July 13, 2023

When contractors work on a home (or any building), they have to deal with a wide range of challenges. If any of the work involves electrical devices and wiring, then they probably have to install or utilize electrical enclosures for the process.

The thing is, there are a lot of different enclosures in the world. How do contractors choose the best option? What goes through their minds when they shop around? While no one can speak for every contractor, you can think about electrical boxes in three ways, and when you do, the right option tends to select itself for each individual job.




When a contractor sources materials for a project, one of the first things they will consider is the building code. Building codes vary by location, but there are clear regulations, and they often dictate what an electrical box has to do, how it has to be designed, what materials are viable, and more. That has to be the starting point for the entire thought process.

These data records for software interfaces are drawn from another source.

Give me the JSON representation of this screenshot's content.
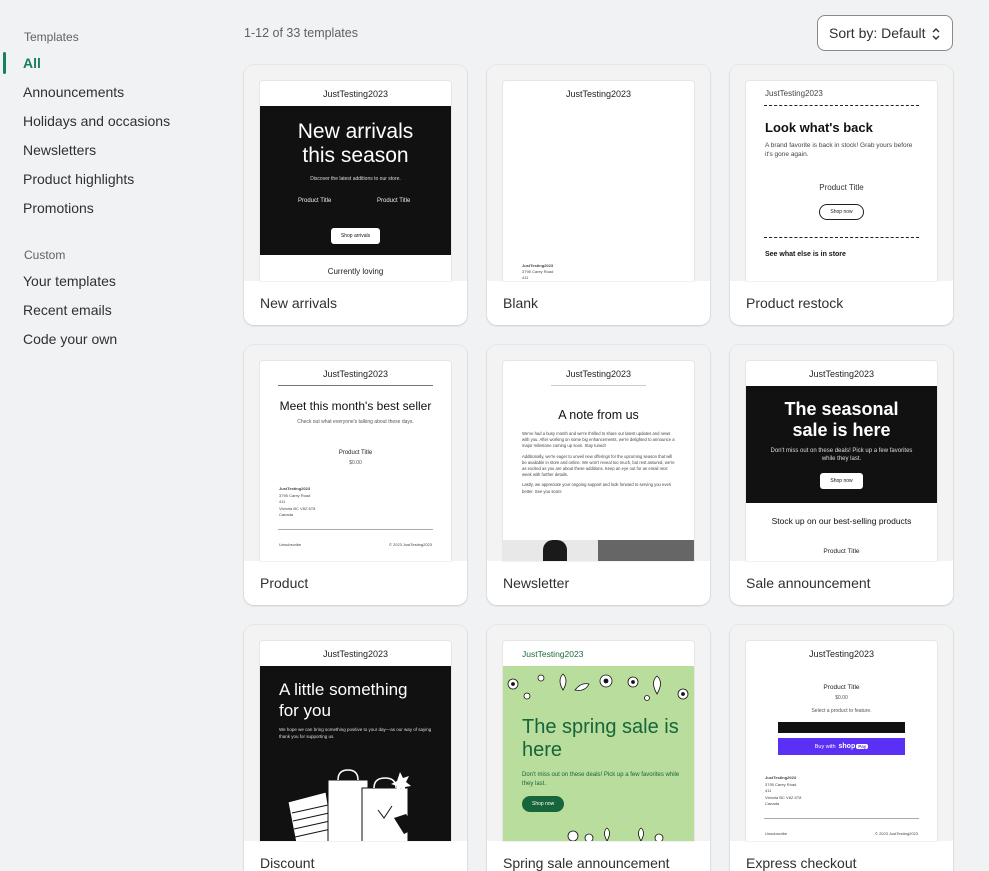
{
  "sidebar": {
    "heading_templates": "Templates",
    "items": [
      {
        "label": "All",
        "active": true
      },
      {
        "label": "Announcements"
      },
      {
        "label": "Holidays and occasions"
      },
      {
        "label": "Newsletters"
      },
      {
        "label": "Product highlights"
      },
      {
        "label": "Promotions"
      }
    ],
    "heading_custom": "Custom",
    "custom_items": [
      {
        "label": "Your templates"
      },
      {
        "label": "Recent emails"
      },
      {
        "label": "Code your own"
      }
    ]
  },
  "header": {
    "count": "1-12 of 33 templates",
    "sort_label": "Sort by: Default"
  },
  "colors": {
    "accent": "#1a7f5a",
    "spring_green": "#b9dd9c",
    "shop_purple": "#5a31f4"
  },
  "cards": {
    "new_arrivals": {
      "name": "New arrivals",
      "store": "JustTesting2023",
      "headline": "New arrivals this season",
      "sub": "Discover the latest additions to our store.",
      "product1": "Product Title",
      "product2": "Product Title",
      "button": "Shop arrivals",
      "footer": "Currently loving"
    },
    "blank": {
      "name": "Blank",
      "store": "JustTesting2023",
      "addr1": "JustTesting2023",
      "addr2": "3795 Carey Road",
      "addr3": "411"
    },
    "product_restock": {
      "name": "Product restock",
      "store": "JustTesting2023",
      "headline": "Look what's back",
      "sub": "A brand favorite is back in stock! Grab yours before it's gone again.",
      "product": "Product Title",
      "button": "Shop now",
      "more": "See what else is in store"
    },
    "product": {
      "name": "Product",
      "store": "JustTesting2023",
      "headline": "Meet this month's best seller",
      "sub": "Check out what everyone's talking about these days.",
      "product": "Product Title",
      "price": "$0.00",
      "addr1": "JustTesting2023",
      "addr2": "3795 Carey Road",
      "addr3": "411",
      "addr4": "Victoria BC V8Z 6T8",
      "addr5": "Canada",
      "unsub": "Unsubscribe",
      "copy": "© 2023 JustTesting2023"
    },
    "newsletter": {
      "name": "Newsletter",
      "store": "JustTesting2023",
      "headline": "A note from us",
      "p1": "We've had a busy month and we're thrilled to share our latest updates and news with you. After working on some big enhancements, we're delighted to announce a major milestone coming up soon. Stay tuned!",
      "p2": "Additionally, we're eager to unveil new offerings for the upcoming season that will be available in store and online. We won't reveal too much, but rest assured, we're as excited as you are about these additions. Keep an eye out for an email next week with further details.",
      "p3": "Lastly, we appreciate your ongoing support and look forward to serving you even better. See you soon!"
    },
    "sale_announcement": {
      "name": "Sale announcement",
      "store": "JustTesting2023",
      "headline": "The seasonal sale is here",
      "sub": "Don't miss out on these deals! Pick up a few favorites while they last.",
      "button": "Shop now",
      "section": "Stock up on our best-selling products",
      "product": "Product Title"
    },
    "discount": {
      "name": "Discount",
      "store": "JustTesting2023",
      "headline": "A little something for you",
      "sub": "We hope we can bring something positive to your day—as our way of saying thank you for supporting us."
    },
    "spring_sale": {
      "name": "Spring sale announcement",
      "store": "JustTesting2023",
      "headline": "The spring sale is here",
      "sub": "Don't miss out on these deals! Pick up a few favorites while they last.",
      "button": "Shop now"
    },
    "express_checkout": {
      "name": "Express checkout",
      "store": "JustTesting2023",
      "product": "Product Title",
      "price": "$0.00",
      "select": "Select a product to feature.",
      "buy": "Buy with",
      "shop": "shop",
      "pay": "Pay",
      "addr1": "JustTesting2023",
      "addr2": "3795 Carey Road",
      "addr3": "411",
      "addr4": "Victoria BC V8Z 6T8",
      "addr5": "Canada",
      "unsub": "Unsubscribe",
      "copy": "© 2023 JustTesting2023"
    }
  }
}
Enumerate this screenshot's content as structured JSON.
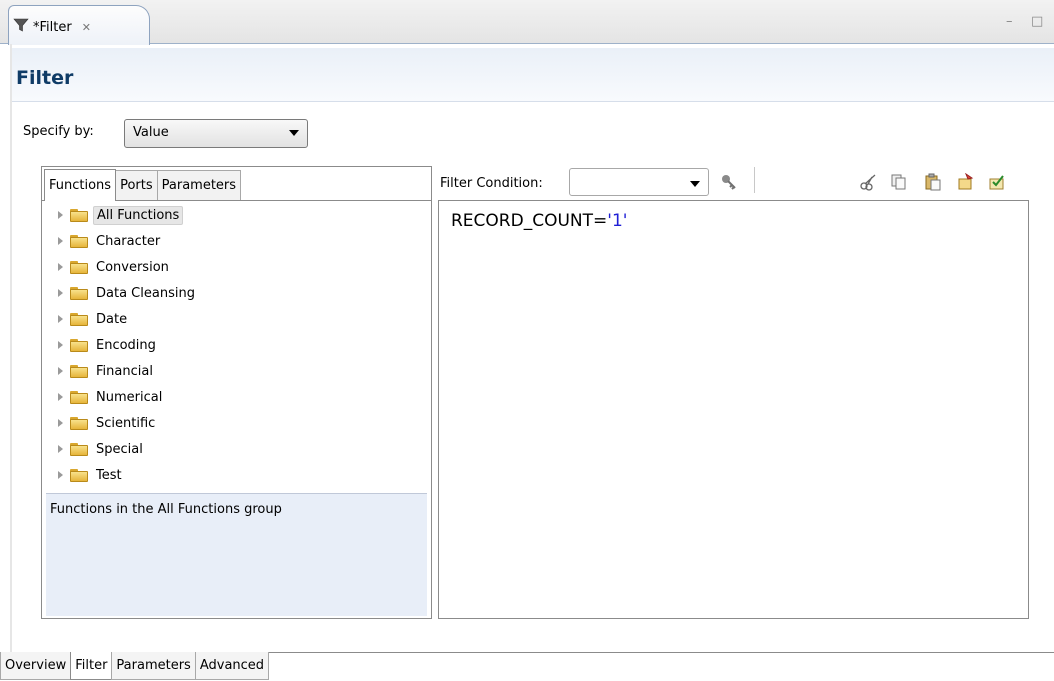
{
  "editor_tab": {
    "title": "*Filter",
    "close": "✕"
  },
  "window_controls": {
    "minimize": "–",
    "maximize": "□"
  },
  "page": {
    "title": "Filter"
  },
  "specify": {
    "label": "Specify by:",
    "value": "Value"
  },
  "left_tabs": [
    {
      "label": "Functions",
      "active": true
    },
    {
      "label": "Ports",
      "active": false
    },
    {
      "label": "Parameters",
      "active": false
    }
  ],
  "tree": [
    {
      "label": "All Functions",
      "selected": true
    },
    {
      "label": "Character"
    },
    {
      "label": "Conversion"
    },
    {
      "label": "Data Cleansing"
    },
    {
      "label": "Date"
    },
    {
      "label": "Encoding"
    },
    {
      "label": "Financial"
    },
    {
      "label": "Numerical"
    },
    {
      "label": "Scientific"
    },
    {
      "label": "Special"
    },
    {
      "label": "Test"
    }
  ],
  "description": "Functions in the All Functions group",
  "filter_condition": {
    "label": "Filter Condition:",
    "value": ""
  },
  "toolbar_icons": [
    "key-icon",
    "cut-icon",
    "copy-icon",
    "paste-icon",
    "insert-icon",
    "validate-icon"
  ],
  "expression": {
    "field": "RECORD_COUNT",
    "operator": "=",
    "literal": "'1'"
  },
  "bottom_tabs": [
    {
      "label": "Overview",
      "active": false
    },
    {
      "label": "Filter",
      "active": true
    },
    {
      "label": "Parameters",
      "active": false
    },
    {
      "label": "Advanced",
      "active": false
    }
  ],
  "colors": {
    "title": "#0f3b66",
    "literal": "#1f1fd6",
    "description_bg": "#e8eef8"
  }
}
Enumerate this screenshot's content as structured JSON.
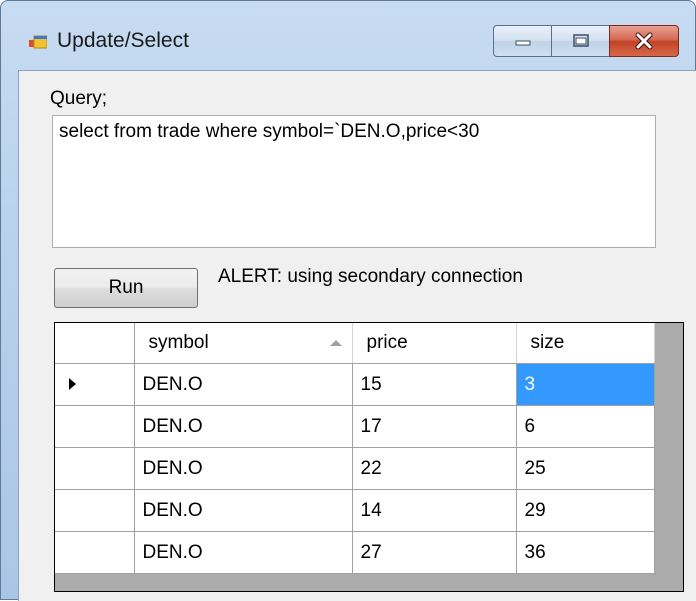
{
  "window": {
    "title": "Update/Select"
  },
  "query": {
    "label": "Query;",
    "text": "select from trade where symbol=`DEN.O,price<30"
  },
  "run_button": {
    "label": "Run"
  },
  "alert": {
    "text": "ALERT: using secondary connection"
  },
  "grid": {
    "columns": [
      "symbol",
      "price",
      "size"
    ],
    "sorted_column": "symbol",
    "rows": [
      {
        "symbol": "DEN.O",
        "price": "15",
        "size": "3",
        "current": true
      },
      {
        "symbol": "DEN.O",
        "price": "17",
        "size": "6"
      },
      {
        "symbol": "DEN.O",
        "price": "22",
        "size": "25"
      },
      {
        "symbol": "DEN.O",
        "price": "14",
        "size": "29"
      },
      {
        "symbol": "DEN.O",
        "price": "27",
        "size": "36"
      }
    ],
    "selected_cell": {
      "row": 0,
      "column": "size"
    },
    "selection_color": "#3399ff"
  }
}
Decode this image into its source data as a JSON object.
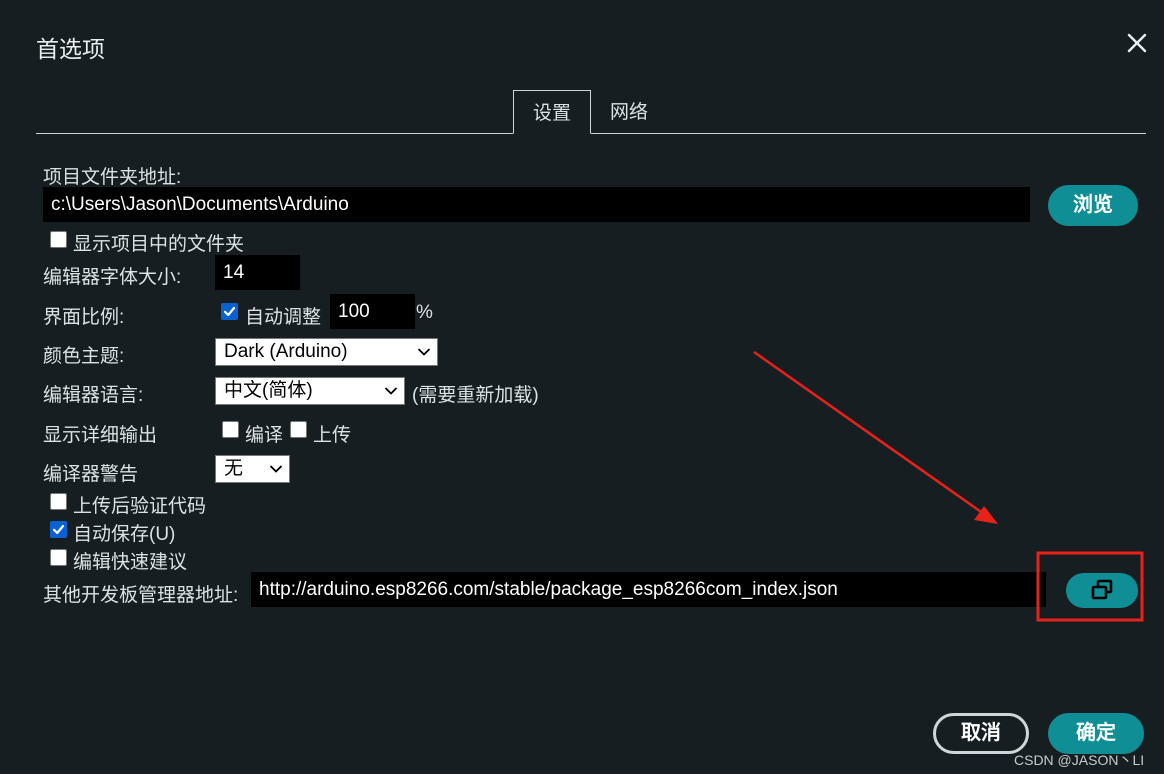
{
  "dialog": {
    "title": "首选项"
  },
  "tabs": [
    {
      "label": "设置",
      "active": true
    },
    {
      "label": "网络",
      "active": false
    }
  ],
  "sketchbook": {
    "label": "项目文件夹地址:",
    "value": "c:\\Users\\Jason\\Documents\\Arduino",
    "browse_label": "浏览"
  },
  "show_files": {
    "label": "显示项目中的文件夹",
    "checked": false
  },
  "font_size": {
    "label": "编辑器字体大小:",
    "value": "14"
  },
  "scale": {
    "label": "界面比例:",
    "auto_label": "自动调整",
    "auto_checked": true,
    "value": "100",
    "unit": "%"
  },
  "theme": {
    "label": "颜色主题:",
    "selected": "Dark (Arduino)"
  },
  "language": {
    "label": "编辑器语言:",
    "selected": "中文(简体)",
    "note": "(需要重新加载)"
  },
  "verbose": {
    "label": "显示详细输出",
    "compile_label": "编译",
    "compile_checked": false,
    "upload_label": "上传",
    "upload_checked": false
  },
  "warnings": {
    "label": "编译器警告",
    "selected": "无"
  },
  "verify_after_upload": {
    "label": "上传后验证代码",
    "checked": false
  },
  "auto_save": {
    "label": "自动保存(U)",
    "checked": true
  },
  "quick_suggestions": {
    "label": "编辑快速建议",
    "checked": false
  },
  "board_manager": {
    "label": "其他开发板管理器地址:",
    "value": "http://arduino.esp8266.com/stable/package_esp8266com_index.json"
  },
  "footer": {
    "cancel_label": "取消",
    "ok_label": "确定"
  },
  "watermark": "CSDN @JASON丶LI",
  "colors": {
    "accent": "#0f8f95",
    "background": "#171e21",
    "annotation": "#e8221b"
  }
}
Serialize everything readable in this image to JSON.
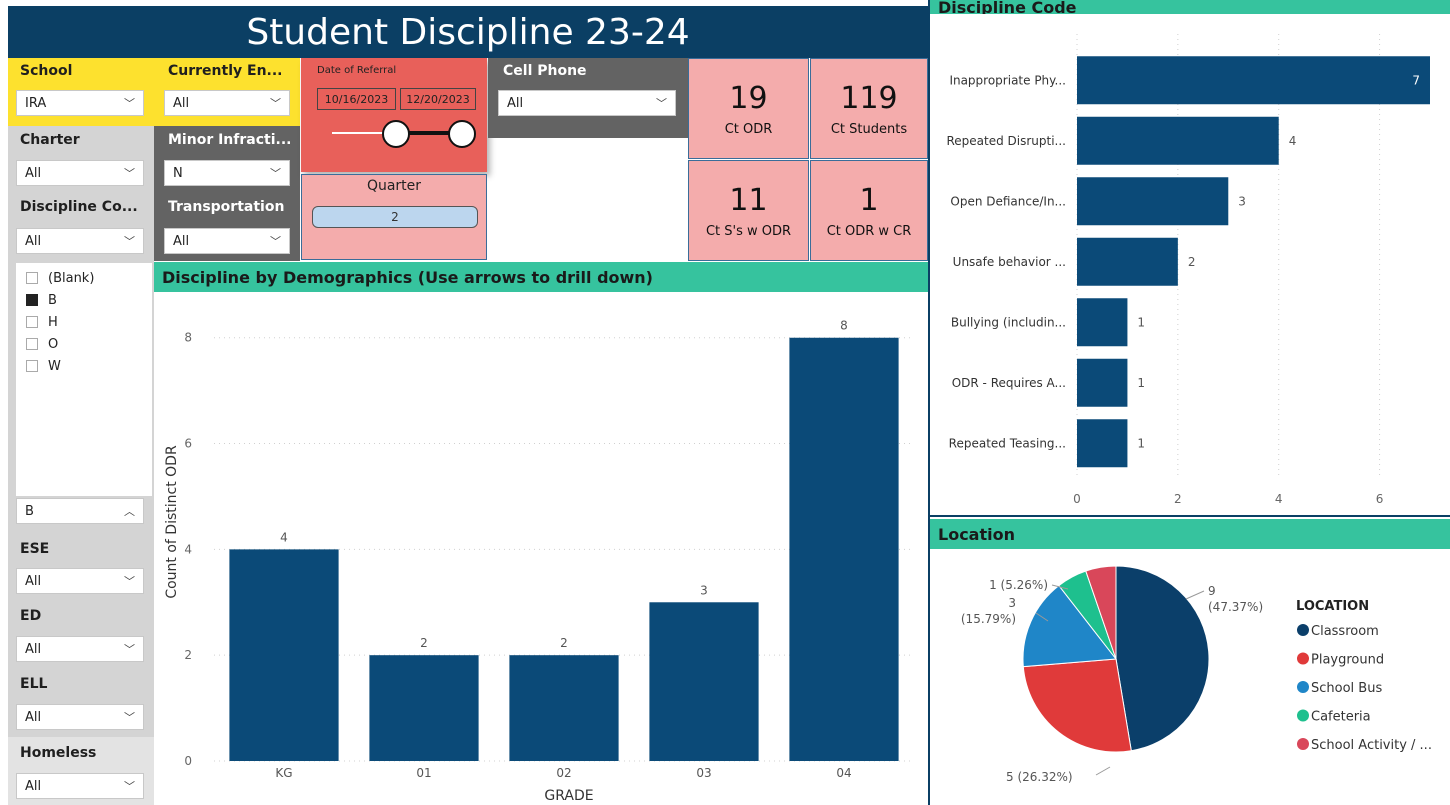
{
  "title": "Student Discipline 23-24",
  "slicers": {
    "school": {
      "label": "School",
      "value": "IRA"
    },
    "currently_enrolled": {
      "label": "Currently En...",
      "value": "All"
    },
    "cell_phone": {
      "label": "Cell Phone",
      "value": "All"
    },
    "charter": {
      "label": "Charter",
      "value": "All"
    },
    "minor_infraction": {
      "label": "Minor Infracti...",
      "value": "N"
    },
    "discipline_code": {
      "label": "Discipline Co...",
      "value": "All"
    },
    "transportation": {
      "label": "Transportation",
      "value": "All"
    },
    "race_list": [
      {
        "label": "(Blank)",
        "checked": false
      },
      {
        "label": "B",
        "checked": true
      },
      {
        "label": "H",
        "checked": false
      },
      {
        "label": "O",
        "checked": false
      },
      {
        "label": "W",
        "checked": false
      }
    ],
    "race_value": "B",
    "ese": {
      "label": "ESE",
      "value": "All"
    },
    "ed": {
      "label": "ED",
      "value": "All"
    },
    "ell": {
      "label": "ELL",
      "value": "All"
    },
    "homeless": {
      "label": "Homeless",
      "value": "All"
    }
  },
  "date_referral": {
    "label": "Date of Referral",
    "start": "10/16/2023",
    "end": "12/20/2023"
  },
  "quarter": {
    "label": "Quarter",
    "value": "2"
  },
  "cards": [
    {
      "value": "19",
      "caption": "Ct ODR"
    },
    {
      "value": "119",
      "caption": "Ct Students"
    },
    {
      "value": "11",
      "caption": "Ct S's w ODR"
    },
    {
      "value": "1",
      "caption": "Ct ODR w CR"
    }
  ],
  "demographics": {
    "header": "Discipline by Demographics (Use arrows to drill down)"
  },
  "discipline_code": {
    "header": "Discipline Code"
  },
  "location": {
    "header": "Location"
  },
  "colors": {
    "navy": "#0b4a78",
    "green": "#36c39e",
    "pink": "#f4acac",
    "red": "#e8605a",
    "gray": "#636363"
  },
  "chart_data": [
    {
      "type": "bar",
      "categories": [
        "KG",
        "01",
        "02",
        "03",
        "04"
      ],
      "values": [
        4,
        2,
        2,
        3,
        8
      ],
      "xlabel": "GRADE",
      "ylabel": "Count of Distinct ODR",
      "yticks": [
        "0",
        "2",
        "4",
        "6",
        "8"
      ],
      "ylim": [
        0,
        8.6
      ],
      "color": "#0b4a78"
    },
    {
      "type": "bar",
      "orientation": "horizontal",
      "categories": [
        "Inappropriate Phy...",
        "Repeated Disrupti...",
        "Open Defiance/In...",
        "Unsafe behavior ...",
        "Bullying (includin...",
        "ODR - Requires A...",
        "Repeated Teasing..."
      ],
      "values": [
        7,
        4,
        3,
        2,
        1,
        1,
        1
      ],
      "xticks": [
        "0",
        "2",
        "4",
        "6"
      ],
      "xlim": [
        0,
        7
      ],
      "color": "#0b4a78"
    },
    {
      "type": "pie",
      "legend_title": "LOCATION",
      "slices": [
        {
          "label": "Classroom",
          "value": 9,
          "text": "9",
          "pct": "(47.37%)",
          "color": "#0b3f6a"
        },
        {
          "label": "Playground",
          "value": 5,
          "text": "5 (26.32%)",
          "color": "#e03a3a"
        },
        {
          "label": "School Bus",
          "value": 3,
          "text": "3",
          "pct": "(15.79%)",
          "color": "#1f86c8"
        },
        {
          "label": "Cafeteria",
          "value": 1,
          "text": "1 (5.26%)",
          "color": "#1ec08e"
        },
        {
          "label": "School Activity / ...",
          "value": 1,
          "text": "",
          "color": "#d9475a"
        }
      ]
    }
  ]
}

From there, contractors will exercise discretion to get boxes that meet the needs of the job at hand. They’ll think about the size of the box, how it installs, whether or not it is adjustable, and exactly what is going to go into it.

As a quick example, the electrical box used to install a ceiling fan with a light fixture will be a different size and shape from the box used to install an outlet for major kitchen appliances. The applications are different, and as a result, the electrical enclosure for each application needs to be built accordingly.




Assuming there are competing options that meet the needs of the job, then the obvious next choice is to think about the cost. Bringing costs down is generally good on any project, so contractors want the most affordable options that are still effective.

In terms of electrical enclosures, that usually comes down to materials and thickness. Non-metal enclosures are almost always cheaper than their metal counterparts, and getting enclosures that are as thin as possible while still meeting specifications often brings down costs.




While everything above does matter, you can look up building codes and compare costs yourself. The one area where the experienced contractor is going to think differently from a new DIYer is in terms of adaptability.

Depending on how the box is designed, you can drill holes, shave corners, and do a whole bunch of things to modify and customize the box while you work with it. Contractors love boxes with this kind of adaptability so that they can get the job done right without having to return boxes and buy new ones. It saves time and money.

So, which enclosures are more adaptable? Polycarbonate usually wins that battle. Fiberglass enclosures have some levels of adaptability, but polycarbonate is the very easiest to modify. So, when possible, a good polycarbonate enclosure gives you a lot more freedom when it comes to installation.

These are the three leading concepts that contractors debate and consider when they need electrical boxes for a job. Plenty of other minor considerations might come into play, but if you get the right function for a competitive price, then you just want the most adaptable option. Everything else matters a lot less.